While the backgrounds feature high-res textures that look as though they wouldn’t be out of place in more modern games, the characters and sprites themselves have the quaint, classic look you’d expect to see in games like Terranigma or Live-A-Live. It can be jarring, seeing polygonal houses with 2D sprites traversing villages around them, but it’s also such a cool and unique look that we don’t see enough of. Combat looks even more distinct, taking place on a 3D battlefield that looks almost like something torn from a diorama.
Of course, the character promotional artwork is gorgeous and hand-drawn, illustrated in the same vein of classic JRPGs as well. They’re no Amano masterworks, but there was clearly a great deal of work that went into bringing each scene painstakingly to life, just like the in-game sequences.

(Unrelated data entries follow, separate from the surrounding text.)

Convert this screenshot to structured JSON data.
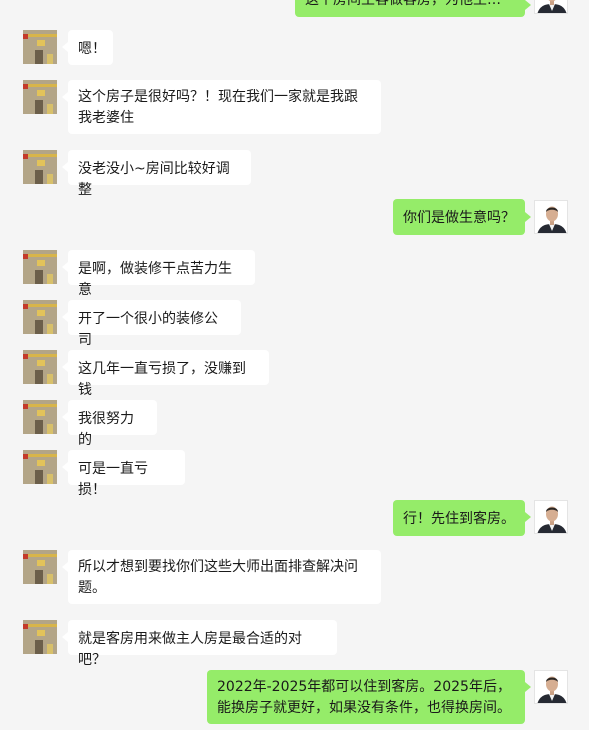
{
  "conversation": {
    "messages": [
      {
        "side": "right",
        "text": "这个房间主客做客房，为他生…"
      },
      {
        "side": "left",
        "text": "嗯！"
      },
      {
        "side": "left",
        "text": "这个房子是很好吗？！现在我们一家就是我跟我老婆住"
      },
      {
        "side": "left",
        "text": "没老没小~房间比较好调整"
      },
      {
        "side": "right",
        "text": "你们是做生意吗？"
      },
      {
        "side": "left",
        "text": "是啊，做装修干点苦力生意"
      },
      {
        "side": "left",
        "text": "开了一个很小的装修公司"
      },
      {
        "side": "left",
        "text": "这几年一直亏损了，没赚到钱"
      },
      {
        "side": "left",
        "text": "我很努力的"
      },
      {
        "side": "left",
        "text": "可是一直亏损！"
      },
      {
        "side": "right",
        "text": "行！先住到客房。"
      },
      {
        "side": "left",
        "text": "所以才想到要找你们这些大师出面排查解决问题。"
      },
      {
        "side": "left",
        "text": "就是客房用来做主人房是最合适的对吧？"
      },
      {
        "side": "right",
        "text": "2022年-2025年都可以住到客房。2025年后，能换房子就更好，如果没有条件，也得换房间。"
      }
    ]
  }
}
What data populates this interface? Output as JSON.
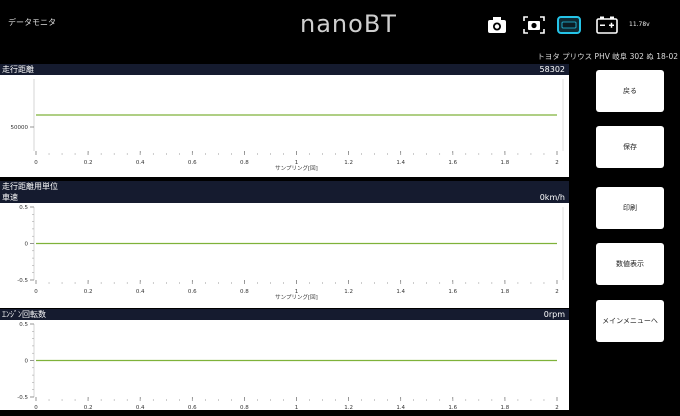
{
  "app": {
    "title": "データモニタ",
    "logo": "nanoBT",
    "voltage": "11.78v",
    "vehicle_info": "トヨタ プリウス PHV 岐阜 302 ぬ 18-02",
    "icons": [
      "camera-icon",
      "screenshot-icon",
      "connect-icon",
      "battery-icon"
    ]
  },
  "panels": {
    "distance": {
      "label": "走行距離",
      "value": "58302"
    },
    "distance_unit": {
      "label": "走行距離用単位"
    },
    "speed": {
      "label": "車速",
      "value": "0km/h"
    },
    "rpm": {
      "label": "ｴﾝｼﾞﾝ回転数",
      "value": "0rpm"
    }
  },
  "sidebar": {
    "back": "戻る",
    "save": "保存",
    "print": "印刷",
    "numeric": "数値表示",
    "main_menu": "メインメニューへ"
  },
  "chart_data": [
    {
      "type": "line",
      "title": "走行距離",
      "xlabel": "サンプリング[回]",
      "x_ticks": [
        "0",
        "0.2",
        "0.4",
        "0.6",
        "0.8",
        "1",
        "1.2",
        "1.4",
        "1.6",
        "1.8",
        "2"
      ],
      "y_ticks": [
        "50000"
      ],
      "xlim": [
        0,
        2
      ],
      "series": [
        {
          "x": [
            0,
            2
          ],
          "y": [
            58302,
            58302
          ],
          "color": "#7fb23a"
        }
      ]
    },
    {
      "type": "line",
      "title": "車速",
      "xlabel": "サンプリング[回]",
      "x_ticks": [
        "0",
        "0.2",
        "0.4",
        "0.6",
        "0.8",
        "1",
        "1.2",
        "1.4",
        "1.6",
        "1.8",
        "2"
      ],
      "y_ticks": [
        "0.5",
        "0",
        "-0.5"
      ],
      "xlim": [
        0,
        2
      ],
      "ylim": [
        -0.5,
        0.5
      ],
      "series": [
        {
          "x": [
            0,
            2
          ],
          "y": [
            0,
            0
          ],
          "color": "#7fb23a"
        }
      ]
    },
    {
      "type": "line",
      "title": "ｴﾝｼﾞﾝ回転数",
      "xlabel": "",
      "x_ticks": [
        "0",
        "0.2",
        "0.4",
        "0.6",
        "0.8",
        "1",
        "1.2",
        "1.4",
        "1.6",
        "1.8",
        "2"
      ],
      "y_ticks": [
        "0.5",
        "0",
        "-0.5"
      ],
      "xlim": [
        0,
        2
      ],
      "ylim": [
        -0.5,
        0.5
      ],
      "series": [
        {
          "x": [
            0,
            2
          ],
          "y": [
            0,
            0
          ],
          "color": "#7fb23a"
        }
      ]
    }
  ]
}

It all comes together to weave a brilliant-looking symphony of pixelated goodness that wouldn’t look out of place as an early JRPG, except for the obvious modern touches. Flatten it all, and you’d have something from the Super Nintendo days that folks try and sell for triple its value in glass cases at conventions.
It all comes together in such a unique way that this should ultimately be the way future remakes or nostalgia trip-centered adventures are manufactured in the future — or at the very least where they draw most of their aesthetic inspiration. Octopath Traveler may not be perfect (I haven’t played it beyond the prologue yet), but the art style sure is close to it.